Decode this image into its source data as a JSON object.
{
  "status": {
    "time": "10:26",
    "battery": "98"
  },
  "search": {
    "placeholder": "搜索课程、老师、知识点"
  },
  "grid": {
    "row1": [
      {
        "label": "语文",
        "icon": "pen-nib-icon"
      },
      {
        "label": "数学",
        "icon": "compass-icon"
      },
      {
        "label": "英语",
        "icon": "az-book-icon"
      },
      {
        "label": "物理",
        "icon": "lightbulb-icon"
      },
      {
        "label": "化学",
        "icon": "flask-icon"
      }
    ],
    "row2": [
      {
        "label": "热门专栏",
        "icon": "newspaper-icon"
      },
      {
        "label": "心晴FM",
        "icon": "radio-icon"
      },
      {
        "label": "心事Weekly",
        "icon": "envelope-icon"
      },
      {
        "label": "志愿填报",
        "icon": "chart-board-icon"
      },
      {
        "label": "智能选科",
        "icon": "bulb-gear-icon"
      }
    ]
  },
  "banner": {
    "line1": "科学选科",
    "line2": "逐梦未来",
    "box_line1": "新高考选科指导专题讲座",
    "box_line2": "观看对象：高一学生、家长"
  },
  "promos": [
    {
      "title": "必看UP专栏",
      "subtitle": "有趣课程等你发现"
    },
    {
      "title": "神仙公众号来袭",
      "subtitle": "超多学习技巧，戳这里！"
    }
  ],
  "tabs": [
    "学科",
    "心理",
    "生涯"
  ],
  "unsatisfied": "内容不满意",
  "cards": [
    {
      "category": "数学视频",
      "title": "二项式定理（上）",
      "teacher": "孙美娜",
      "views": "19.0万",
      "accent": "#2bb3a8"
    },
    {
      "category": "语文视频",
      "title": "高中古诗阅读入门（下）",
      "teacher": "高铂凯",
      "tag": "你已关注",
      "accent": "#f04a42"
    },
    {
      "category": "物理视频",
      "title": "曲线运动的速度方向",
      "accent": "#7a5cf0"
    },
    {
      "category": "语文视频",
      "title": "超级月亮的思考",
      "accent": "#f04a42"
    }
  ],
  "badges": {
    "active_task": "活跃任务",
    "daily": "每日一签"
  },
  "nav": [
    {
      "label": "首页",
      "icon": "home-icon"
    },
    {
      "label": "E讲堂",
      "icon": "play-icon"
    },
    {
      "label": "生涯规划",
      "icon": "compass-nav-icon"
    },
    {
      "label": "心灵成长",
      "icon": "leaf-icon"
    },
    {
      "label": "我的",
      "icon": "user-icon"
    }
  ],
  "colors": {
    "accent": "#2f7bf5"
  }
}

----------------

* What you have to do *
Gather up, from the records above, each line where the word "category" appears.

* Answer section *
      "category": "数学视频",
      "category": "语文视频",
      "category": "物理视频",
      "category": "语文视频",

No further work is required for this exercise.